The success of Woodstock and No Nukes, as well as that of the Band's concert film, The Last Waltz (shown last year during a ratings sweeps period), has led Chappell to plan more rock programming. She has bought concert films of Phil Collins and Sheena Easton and is looking for more from other artists. And the station continues to try to appeal in every way it can to the generation that grew up in the 1960s and 1970s.

"You can put your pledge," said Chappell during last week's fundraising drive, "on the Visa card you never thought you'd have in 1979."

Disclaimer: These citations are created on-the-fly using primitive parsing techniques. You should double-check all citations. Send feedback to

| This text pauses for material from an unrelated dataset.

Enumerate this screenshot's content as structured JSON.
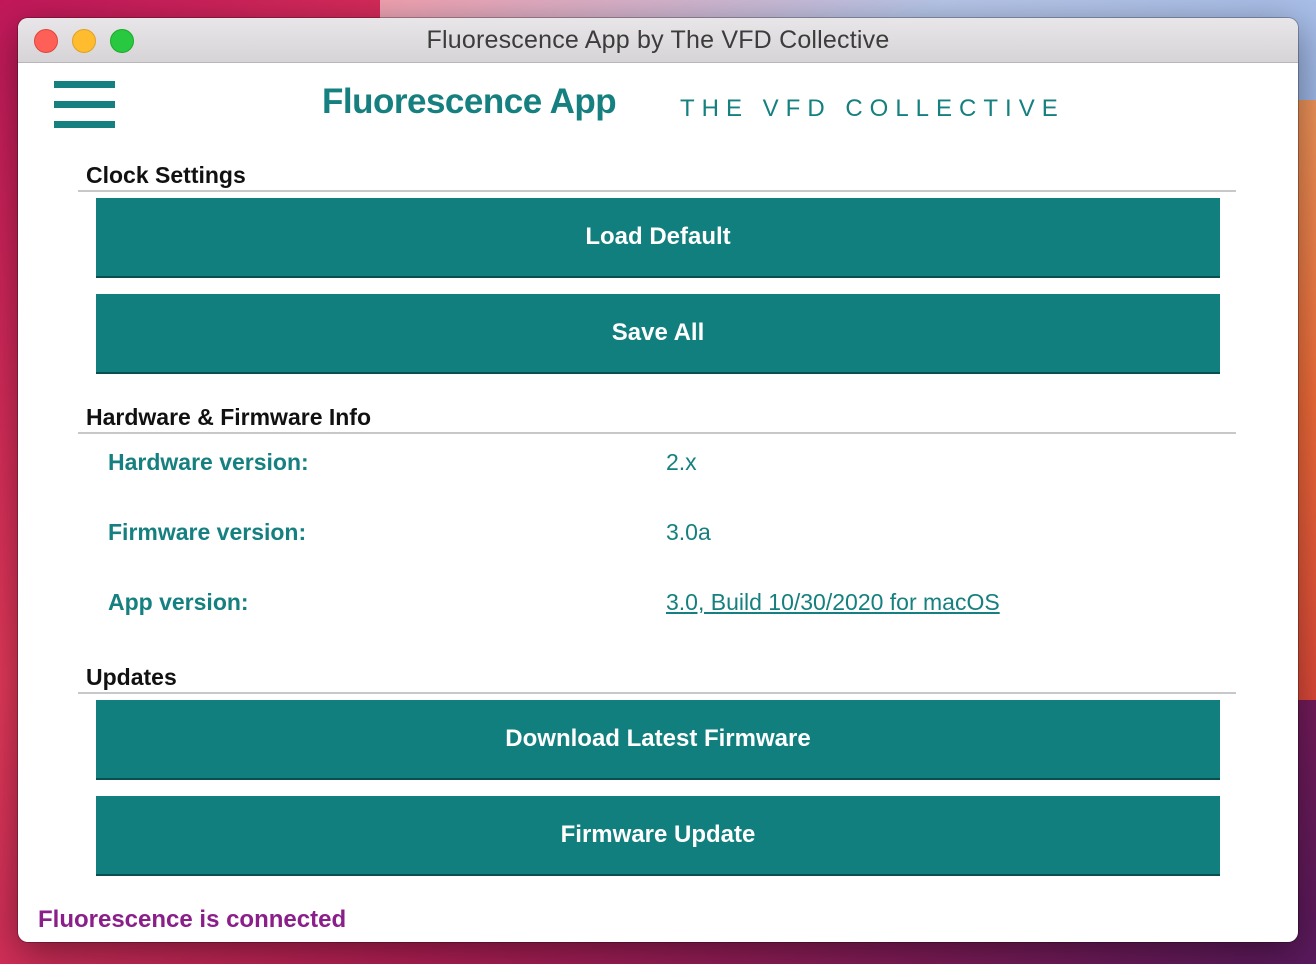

  • APA 6th ed.: Maupin, Elizabeth (1986-08-27). WMFE reaching for younger pockets. Orlando Sentinel p. E-1.
  • MLA 7th ed.: Maupin, Elizabeth. "WMFE reaching for younger pockets." Orlando Sentinel [add city] 1986-08-27, E-1. Print.
  • Chicago 15th ed.: Maupin, Elizabeth. "WMFE reaching for younger pockets." Orlando Sentinel, edition, sec., 1986-08-27
  • Turabian: Maupin, Elizabeth. "WMFE reaching for younger pockets." Orlando Sentinel, 1986-08-27, section, E-1 edition.
  • Wikipedia (this article): <ref>{{cite news| title=WMFE reaching for younger pockets | url= | work=Orlando Sentinel | pages=E-1 | date=1986-08-27 | via=Doctor Who Cuttings Archive | accessdate=31 January 2023 }}</ref>
  • Wikipedia (this page): <ref>{{cite web | title=WMFE reaching for younger pockets | url= | work=Doctor Who Cuttings Archive | accessdate=31 January 2023}}</ref>